Increased Use of Non-Originator Filgrastim Could Yield Substantial Savings
February 28, 2019
Switching to either the follow-on biologic (tbo-filgrastim) or biosimilar (filgrastim-sndz) version of the granulocyte colony-stimulating factor (G-CSF) filgrastim would decrease total annual plan costs for a 1 million-member U.S. health plan by almost $0.5 million, with per-member cost savings of $0.04 monthly and $0.48 annually, based on a budget impact analysis published in the January 2019 issue of Journal of Managed Care & Specialty Pharmacy.
G-CSFs are administered to reduce the incidence, severity, and duration of febrile neutropenia in patients undergoing chemotherapy. Short-acting filgrastim is one of the most widely used G-CSFs. For this analysis, the authors developed an interactive budget model to estimate the annual economic cost of increasing utilization of tbo-filgrastim and filgrastim-sndz as a patient-administered (i.e., home-administered) treatment option for patients with nonmyeloid malignancies undergoing myelosuppressive chemotherapy.
Specifically, the model estimated the changes in drug cost associated with a 5% projected increase in market share for tbo-filgrastim (from 5% to 10%) and a 2% increase in market share for filgrastim-sndz (from 10% to 12%), with a corresponding decrease in filgrastim market share from 85% to 78%. Patient self-administration at home was assumed for 20% of patients receiving short-acting G-CSF treatment; all products were purchased through the patient’s pharmacy benefit and were assumed to have tier 3 formulary status with a patient copay of $54 per prescription. The total plan budget impact was calculated using a 1-year time horizon, along with the differences in per member per month and per member per year (PMPY) costs between the current and future scenarios.
Depending on dosage and packaging, the effective annual per-patient drug cost to the plan totaled between:

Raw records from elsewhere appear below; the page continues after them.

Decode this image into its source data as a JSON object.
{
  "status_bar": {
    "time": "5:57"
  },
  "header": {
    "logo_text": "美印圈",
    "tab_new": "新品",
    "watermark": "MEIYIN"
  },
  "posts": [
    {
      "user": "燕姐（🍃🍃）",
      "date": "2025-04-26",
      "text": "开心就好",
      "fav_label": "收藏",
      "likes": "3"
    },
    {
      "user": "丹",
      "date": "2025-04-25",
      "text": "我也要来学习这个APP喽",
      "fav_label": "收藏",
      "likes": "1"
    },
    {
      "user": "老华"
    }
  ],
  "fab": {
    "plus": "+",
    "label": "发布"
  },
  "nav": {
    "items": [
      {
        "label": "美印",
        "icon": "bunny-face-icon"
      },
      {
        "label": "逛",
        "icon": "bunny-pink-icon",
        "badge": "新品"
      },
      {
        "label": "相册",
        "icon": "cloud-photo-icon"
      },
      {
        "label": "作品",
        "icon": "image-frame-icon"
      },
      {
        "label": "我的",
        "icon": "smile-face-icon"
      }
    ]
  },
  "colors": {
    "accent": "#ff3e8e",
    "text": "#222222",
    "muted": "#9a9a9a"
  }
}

- $16,961 and $27,199 for tbo-filgrastim.
- $16,216 and $26,015 for filgrastim-sndz.
- $19,134 and $30,663 for filgrastim.
Compared with filgrastim, these costs are 11% lower for tbo-filgrastim and 15% lower for filgrastim-sndz.
The estimated total annual plan cost associated with patient-administered short-acting G-CSFs was $53,298,217 (PMPY = $53.30) in the current scenario and $52,828,832 (PMPY = $52.82) in the future scenario. The model was most sensitive to changes in the percentage of patients self-administering G-CSF at home and to the wholesale acquisition cost for filgrastim.
The authors concluded that concomitantly increasing the use of tbo-filgrastim and filgrastim-sndz and decreasing the use of filgrastim by patients who self-administer short-acting G-CSFs may offer a more affordable option for U.S. payers.
Trautman H, Szabo E, James E, et al. Patient-administered biologic and biosimilar filgrastim may offer more affordable options for patients with nonmyeloid malignancies receiving chemotherapy in the United States: a budget impact analysis from the payer perspective. J Manag Care Spec Pharm. 2019 Jan;25(1):94-101. doi: 10.18553/jmcp.2018.18094. Epub 2018 Aug 7.